Website and app data records:

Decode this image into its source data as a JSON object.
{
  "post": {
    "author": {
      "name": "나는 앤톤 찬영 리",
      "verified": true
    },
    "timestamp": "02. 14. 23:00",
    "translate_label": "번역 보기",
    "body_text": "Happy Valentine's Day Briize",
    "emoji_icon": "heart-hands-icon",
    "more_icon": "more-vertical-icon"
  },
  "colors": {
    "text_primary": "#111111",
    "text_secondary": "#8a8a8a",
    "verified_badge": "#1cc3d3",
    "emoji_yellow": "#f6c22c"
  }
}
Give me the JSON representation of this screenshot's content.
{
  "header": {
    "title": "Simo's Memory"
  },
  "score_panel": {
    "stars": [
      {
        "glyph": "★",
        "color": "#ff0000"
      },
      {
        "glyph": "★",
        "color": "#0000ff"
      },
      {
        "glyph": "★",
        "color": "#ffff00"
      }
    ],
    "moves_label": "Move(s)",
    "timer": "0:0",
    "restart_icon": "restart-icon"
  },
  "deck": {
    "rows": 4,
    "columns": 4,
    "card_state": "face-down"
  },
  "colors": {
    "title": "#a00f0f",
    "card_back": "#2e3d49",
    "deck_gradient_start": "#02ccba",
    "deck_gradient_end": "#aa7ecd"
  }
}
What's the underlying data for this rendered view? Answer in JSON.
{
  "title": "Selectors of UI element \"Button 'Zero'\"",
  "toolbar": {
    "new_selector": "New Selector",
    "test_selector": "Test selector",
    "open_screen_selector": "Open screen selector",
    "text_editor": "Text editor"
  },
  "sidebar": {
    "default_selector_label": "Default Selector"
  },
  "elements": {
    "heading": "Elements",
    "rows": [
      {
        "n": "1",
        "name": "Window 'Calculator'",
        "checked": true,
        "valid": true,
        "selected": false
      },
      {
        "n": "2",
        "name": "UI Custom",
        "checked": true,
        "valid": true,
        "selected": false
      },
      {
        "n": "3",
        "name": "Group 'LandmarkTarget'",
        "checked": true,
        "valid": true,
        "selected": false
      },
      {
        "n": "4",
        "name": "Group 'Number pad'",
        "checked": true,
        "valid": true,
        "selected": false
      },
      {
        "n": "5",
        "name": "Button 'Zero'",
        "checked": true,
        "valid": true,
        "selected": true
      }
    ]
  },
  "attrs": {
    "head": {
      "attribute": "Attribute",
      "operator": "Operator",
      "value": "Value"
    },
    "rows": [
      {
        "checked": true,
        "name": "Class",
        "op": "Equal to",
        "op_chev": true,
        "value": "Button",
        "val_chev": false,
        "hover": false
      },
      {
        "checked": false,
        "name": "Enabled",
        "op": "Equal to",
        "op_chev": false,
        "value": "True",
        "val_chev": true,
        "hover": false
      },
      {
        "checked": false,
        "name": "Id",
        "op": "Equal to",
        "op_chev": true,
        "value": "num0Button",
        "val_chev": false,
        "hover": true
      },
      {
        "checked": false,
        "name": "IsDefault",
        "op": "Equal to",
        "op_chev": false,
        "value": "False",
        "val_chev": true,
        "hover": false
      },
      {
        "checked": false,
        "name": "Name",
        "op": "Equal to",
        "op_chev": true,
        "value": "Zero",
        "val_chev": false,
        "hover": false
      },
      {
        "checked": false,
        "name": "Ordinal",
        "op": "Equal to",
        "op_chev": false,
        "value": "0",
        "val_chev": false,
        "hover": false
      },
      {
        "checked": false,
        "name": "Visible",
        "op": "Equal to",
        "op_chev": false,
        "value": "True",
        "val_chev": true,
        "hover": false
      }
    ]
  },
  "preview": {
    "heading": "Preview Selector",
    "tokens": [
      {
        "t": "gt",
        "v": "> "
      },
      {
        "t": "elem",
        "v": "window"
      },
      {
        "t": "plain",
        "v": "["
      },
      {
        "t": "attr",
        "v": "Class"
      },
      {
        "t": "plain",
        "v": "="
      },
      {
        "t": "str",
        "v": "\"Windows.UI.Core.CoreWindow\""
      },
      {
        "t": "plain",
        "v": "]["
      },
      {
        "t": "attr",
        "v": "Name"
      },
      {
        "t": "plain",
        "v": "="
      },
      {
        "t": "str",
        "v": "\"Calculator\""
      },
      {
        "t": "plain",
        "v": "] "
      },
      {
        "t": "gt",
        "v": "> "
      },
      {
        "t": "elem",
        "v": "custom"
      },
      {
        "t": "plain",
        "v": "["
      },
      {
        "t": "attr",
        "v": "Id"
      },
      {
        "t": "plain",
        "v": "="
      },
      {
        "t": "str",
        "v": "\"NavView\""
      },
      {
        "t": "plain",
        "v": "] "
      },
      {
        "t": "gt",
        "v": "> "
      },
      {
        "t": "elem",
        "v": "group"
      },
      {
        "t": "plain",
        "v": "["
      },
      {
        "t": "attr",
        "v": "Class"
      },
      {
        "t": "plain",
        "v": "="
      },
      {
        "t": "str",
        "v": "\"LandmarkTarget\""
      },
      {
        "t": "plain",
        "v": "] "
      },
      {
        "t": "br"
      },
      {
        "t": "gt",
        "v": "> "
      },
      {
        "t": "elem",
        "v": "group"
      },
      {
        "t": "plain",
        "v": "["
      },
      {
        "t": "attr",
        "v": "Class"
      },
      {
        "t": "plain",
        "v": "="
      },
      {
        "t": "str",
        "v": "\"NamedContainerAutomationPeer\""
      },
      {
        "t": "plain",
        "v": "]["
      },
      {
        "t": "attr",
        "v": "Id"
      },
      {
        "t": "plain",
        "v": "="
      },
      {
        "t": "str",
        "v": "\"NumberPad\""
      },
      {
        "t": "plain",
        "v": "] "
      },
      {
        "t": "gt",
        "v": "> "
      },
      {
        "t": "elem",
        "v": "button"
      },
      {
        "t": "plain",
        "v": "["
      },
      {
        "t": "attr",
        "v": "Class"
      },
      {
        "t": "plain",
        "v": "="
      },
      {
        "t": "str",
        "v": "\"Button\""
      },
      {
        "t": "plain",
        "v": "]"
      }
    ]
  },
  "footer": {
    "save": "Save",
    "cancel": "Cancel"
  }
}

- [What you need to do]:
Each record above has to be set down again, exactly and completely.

- [Solution to this exercise]:
Decode this image into its source data as a JSON object.
{
  "post": {
    "author": {
      "name": "나는 앤톤 찬영 리",
      "verified": true
    },
    "timestamp": "02. 14. 23:00",
    "translate_label": "번역 보기",
    "body_text": "Happy Valentine's Day Briize",
    "emoji_icon": "heart-hands-icon",
    "more_icon": "more-vertical-icon"
  },
  "colors": {
    "text_primary": "#111111",
    "text_secondary": "#8a8a8a",
    "verified_badge": "#1cc3d3",
    "emoji_yellow": "#f6c22c"
  }
}
Give me the JSON representation of this screenshot's content.
{
  "header": {
    "title": "Simo's Memory"
  },
  "score_panel": {
    "stars": [
      {
        "glyph": "★",
        "color": "#ff0000"
      },
      {
        "glyph": "★",
        "color": "#0000ff"
      },
      {
        "glyph": "★",
        "color": "#ffff00"
      }
    ],
    "moves_label": "Move(s)",
    "timer": "0:0",
    "restart_icon": "restart-icon"
  },
  "deck": {
    "rows": 4,
    "columns": 4,
    "card_state": "face-down"
  },
  "colors": {
    "title": "#a00f0f",
    "card_back": "#2e3d49",
    "deck_gradient_start": "#02ccba",
    "deck_gradient_end": "#aa7ecd"
  }
}
What's the underlying data for this rendered view? Answer in JSON.
{
  "title": "Selectors of UI element \"Button 'Zero'\"",
  "toolbar": {
    "new_selector": "New Selector",
    "test_selector": "Test selector",
    "open_screen_selector": "Open screen selector",
    "text_editor": "Text editor"
  },
  "sidebar": {
    "default_selector_label": "Default Selector"
  },
  "elements": {
    "heading": "Elements",
    "rows": [
      {
        "n": "1",
        "name": "Window 'Calculator'",
        "checked": true,
        "valid": true,
        "selected": false
      },
      {
        "n": "2",
        "name": "UI Custom",
        "checked": true,
        "valid": true,
        "selected": false
      },
      {
        "n": "3",
        "name": "Group 'LandmarkTarget'",
        "checked": true,
        "valid": true,
        "selected": false
      },
      {
        "n": "4",
        "name": "Group 'Number pad'",
        "checked": true,
        "valid": true,
        "selected": false
      },
      {
        "n": "5",
        "name": "Button 'Zero'",
        "checked": true,
        "valid": true,
        "selected": true
      }
    ]
  },
  "attrs": {
    "head": {
      "attribute": "Attribute",
      "operator": "Operator",
      "value": "Value"
    },
    "rows": [
      {
        "checked": true,
        "name": "Class",
        "op": "Equal to",
        "op_chev": true,
        "value": "Button",
        "val_chev": false,
        "hover": false
      },
      {
        "checked": false,
        "name": "Enabled",
        "op": "Equal to",
        "op_chev": false,
        "value": "True",
        "val_chev": true,
        "hover": false
      },
      {
        "checked": false,
        "name": "Id",
        "op": "Equal to",
        "op_chev": true,
        "value": "num0Button",
        "val_chev": false,
        "hover": true
      },
      {
        "checked": false,
        "name": "IsDefault",
        "op": "Equal to",
        "op_chev": false,
        "value": "False",
        "val_chev": true,
        "hover": false
      },
      {
        "checked": false,
        "name": "Name",
        "op": "Equal to",
        "op_chev": true,
        "value": "Zero",
        "val_chev": false,
        "hover": false
      },
      {
        "checked": false,
        "name": "Ordinal",
        "op": "Equal to",
        "op_chev": false,
        "value": "0",
        "val_chev": false,
        "hover": false
      },
      {
        "checked": false,
        "name": "Visible",
        "op": "Equal to",
        "op_chev": false,
        "value": "True",
        "val_chev": true,
        "hover": false
      }
    ]
  },
  "preview": {
    "heading": "Preview Selector",
    "tokens": [
      {
        "t": "gt",
        "v": "> "
      },
      {
        "t": "elem",
        "v": "window"
      },
      {
        "t": "plain",
        "v": "["
      },
      {
        "t": "attr",
        "v": "Class"
      },
      {
        "t": "plain",
        "v": "="
      },
      {
        "t": "str",
        "v": "\"Windows.UI.Core.CoreWindow\""
      },
      {
        "t": "plain",
        "v": "]["
      },
      {
        "t": "attr",
        "v": "Name"
      },
      {
        "t": "plain",
        "v": "="
      },
      {
        "t": "str",
        "v": "\"Calculator\""
      },
      {
        "t": "plain",
        "v": "] "
      },
      {
        "t": "gt",
        "v": "> "
      },
      {
        "t": "elem",
        "v": "custom"
      },
      {
        "t": "plain",
        "v": "["
      },
      {
        "t": "attr",
        "v": "Id"
      },
      {
        "t": "plain",
        "v": "="
      },
      {
        "t": "str",
        "v": "\"NavView\""
      },
      {
        "t": "plain",
        "v": "] "
      },
      {
        "t": "gt",
        "v": "> "
      },
      {
        "t": "elem",
        "v": "group"
      },
      {
        "t": "plain",
        "v": "["
      },
      {
        "t": "attr",
        "v": "Class"
      },
      {
        "t": "plain",
        "v": "="
      },
      {
        "t": "str",
        "v": "\"LandmarkTarget\""
      },
      {
        "t": "plain",
        "v": "] "
      },
      {
        "t": "br"
      },
      {
        "t": "gt",
        "v": "> "
      },
      {
        "t": "elem",
        "v": "group"
      },
      {
        "t": "plain",
        "v": "["
      },
      {
        "t": "attr",
        "v": "Class"
      },
      {
        "t": "plain",
        "v": "="
      },
      {
        "t": "str",
        "v": "\"NamedContainerAutomationPeer\""
      },
      {
        "t": "plain",
        "v": "]["
      },
      {
        "t": "attr",
        "v": "Id"
      },
      {
        "t": "plain",
        "v": "="
      },
      {
        "t": "str",
        "v": "\"NumberPad\""
      },
      {
        "t": "plain",
        "v": "] "
      },
      {
        "t": "gt",
        "v": "> "
      },
      {
        "t": "elem",
        "v": "button"
      },
      {
        "t": "plain",
        "v": "["
      },
      {
        "t": "attr",
        "v": "Class"
      },
      {
        "t": "plain",
        "v": "="
      },
      {
        "t": "str",
        "v": "\"Button\""
      },
      {
        "t": "plain",
        "v": "]"
      }
    ]
  },
  "footer": {
    "save": "Save",
    "cancel": "Cancel"
  }
}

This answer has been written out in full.